The Late Albert Maysles Crafts Loving Portrait of “Iris” For Final Film. IFFB: Independent Film Festival Boston Reviews
By Scott Kurland
Starring: Iris Apfel
Director: Albert Maysles
Documentaries are highly overlooked and under appreciated in the world of cinema. I dont understand why a lot of people shrug and roll their eyes when they hear the words “documentary film”. It's true, some of these movies can seem boring at times, and most of the subject matter revolves around global warming or companies that embezzled. However, one documentarian has been delighting audiences since 1955, and that man is Albert Maysles. Maysles, along with his late brother David, showed us worlds that only could be seen through the eye of a camera lens. This week’s film “Iris” was one of Albert’s final films before he passed away in March. Is “Iris” Albert’s final masterpiece to end a wonderful career in film? Let’s find out shall we?
“Iris” is the story of Iris Apfel. If you haven’t heard of her, don’t worry. Her handy-work can be seen mainly in stores or on the runway.You’ll be surprised to learn that Apfel was the primary interior designer and decorator for the White House; serving under nine Presidents (Truman, Eisenhower, Kennedy, Johnson, Nixon, Ford, Carter, Reagan, and Clinton). Iris, to put it simply, is a fashion icon. She’s had shows at Fashion Week in New York, L.A., and overseas. She also has one of the world’s largest collections of costume jewelry; a collection which has been showcased in museums including The Met and The Peabody Essex Museum. As Iris prepares for her husband’s 100th birthday, we get to see what it's like to walk a mile in her shoes.
Capturing your subject on film for a documentary is rather hard. If you pry too much, your subject may reveal some rather unflattering details. If you don’t pry enough, you’ll never see past the surface. But that's where Iris shines her spotlight. She’s an open book but some of the chapters are missing. We learn so much about her life and her struggles throughout the film. And after 90 minutes, she becomes the Grandmother you always wish you had. Iris has more energy and life than any five people you’ll meet, living or fictional. Yes, her fashion sense is quirky and iconic. Not to mention she voices her opinion too much at times. Still, this woman has more spirit than those less than half her age. Her story was well received at the Independent Film Festival Boston; so much so that it was given a standing ovation.
“Iris” is one of two films Maysles directed before he passed. The other was “In Transit,” a documentary that takes place on a train. Both films capture the sensibility of Maysles. Like “Iris,” his films can be all over the place. Then again, like “In Transit” he can keep things grounded. Maysles is an award winning director and was the recipient of the 2013 national medal of honor from President Obama for his work. If you ever met Albert, you’d know one thing; he’s just an average guy who wants to shoot most of his films himself.

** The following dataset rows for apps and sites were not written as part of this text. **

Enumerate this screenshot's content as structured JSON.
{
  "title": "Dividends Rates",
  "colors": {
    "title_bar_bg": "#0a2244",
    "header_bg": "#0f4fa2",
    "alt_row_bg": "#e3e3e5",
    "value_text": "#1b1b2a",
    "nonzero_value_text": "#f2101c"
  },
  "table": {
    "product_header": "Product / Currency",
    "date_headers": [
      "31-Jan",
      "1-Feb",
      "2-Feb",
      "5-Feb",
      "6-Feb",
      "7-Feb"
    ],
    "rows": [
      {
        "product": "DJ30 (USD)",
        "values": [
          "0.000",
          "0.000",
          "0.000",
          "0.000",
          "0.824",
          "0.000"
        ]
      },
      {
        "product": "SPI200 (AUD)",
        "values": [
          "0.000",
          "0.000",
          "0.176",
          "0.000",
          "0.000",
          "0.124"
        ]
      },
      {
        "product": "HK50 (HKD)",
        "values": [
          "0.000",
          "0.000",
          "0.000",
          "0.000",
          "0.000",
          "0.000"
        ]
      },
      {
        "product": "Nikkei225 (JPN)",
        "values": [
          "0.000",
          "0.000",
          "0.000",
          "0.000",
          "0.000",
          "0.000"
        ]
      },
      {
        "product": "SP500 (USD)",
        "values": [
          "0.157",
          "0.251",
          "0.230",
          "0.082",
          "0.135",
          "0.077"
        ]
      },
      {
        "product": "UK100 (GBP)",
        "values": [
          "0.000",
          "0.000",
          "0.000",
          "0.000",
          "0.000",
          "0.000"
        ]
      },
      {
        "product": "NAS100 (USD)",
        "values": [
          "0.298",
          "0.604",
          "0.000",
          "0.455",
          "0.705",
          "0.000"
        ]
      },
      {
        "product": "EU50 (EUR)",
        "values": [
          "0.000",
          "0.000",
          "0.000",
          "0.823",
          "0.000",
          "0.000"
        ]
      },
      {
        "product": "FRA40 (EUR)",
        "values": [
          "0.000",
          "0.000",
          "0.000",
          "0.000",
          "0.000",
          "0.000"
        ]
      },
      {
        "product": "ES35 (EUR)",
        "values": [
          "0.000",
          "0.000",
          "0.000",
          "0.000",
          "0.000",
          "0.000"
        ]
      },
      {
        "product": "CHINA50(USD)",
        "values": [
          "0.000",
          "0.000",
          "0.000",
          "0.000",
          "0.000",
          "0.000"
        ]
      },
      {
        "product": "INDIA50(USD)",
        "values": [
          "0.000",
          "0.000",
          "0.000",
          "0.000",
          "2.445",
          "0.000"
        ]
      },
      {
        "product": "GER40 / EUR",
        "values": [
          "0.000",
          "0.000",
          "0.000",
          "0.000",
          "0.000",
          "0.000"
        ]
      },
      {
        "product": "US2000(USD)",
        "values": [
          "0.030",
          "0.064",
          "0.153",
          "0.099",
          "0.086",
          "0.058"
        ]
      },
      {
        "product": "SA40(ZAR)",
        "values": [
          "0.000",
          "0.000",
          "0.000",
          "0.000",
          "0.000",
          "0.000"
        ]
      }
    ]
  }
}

What's great about “Iris” is knowing how involved the crew and Maysles were in making this film. Iris interacts with Maysles and his videographers; something which is normally frowned upon, but it works really well here. Details like that show off Iris’ good nature and kind heart. Everything about this documentary is vibrant and full of life. This film may also be funnier than most big studio films out today. “Iris” is not just a fly-on-the-wall look at a fashion designer, it’s also a love story. At times we don’t see enough of it, but the way Iris and her husband Carl love each other is very pure and sweet. We get a glimpse of this 67 year marriage, and it’s one of the most compelling love stories depicted on the screen.
“Iris” is the best film I saw at the festival this year, and might be one of the best films to come out of 2015. Maysles has made so many great films like “Salesman”, “Grey Gardens”, and “Gimme Shelter”. However, none of them hold a candle to “Iris.” This is a brilliant film about one of the most unique and gifted fashionistas to walk this Earth. Maysles should be proud this film, and it’s the perfect film to wrap up his legendary career as a filmmaker. “Iris” is playing the festival circuit but will be released in May starting in New York and L.A. before it comes to Boston. This is a perfect film. Go see it when you can.
REVIEW RATING: A+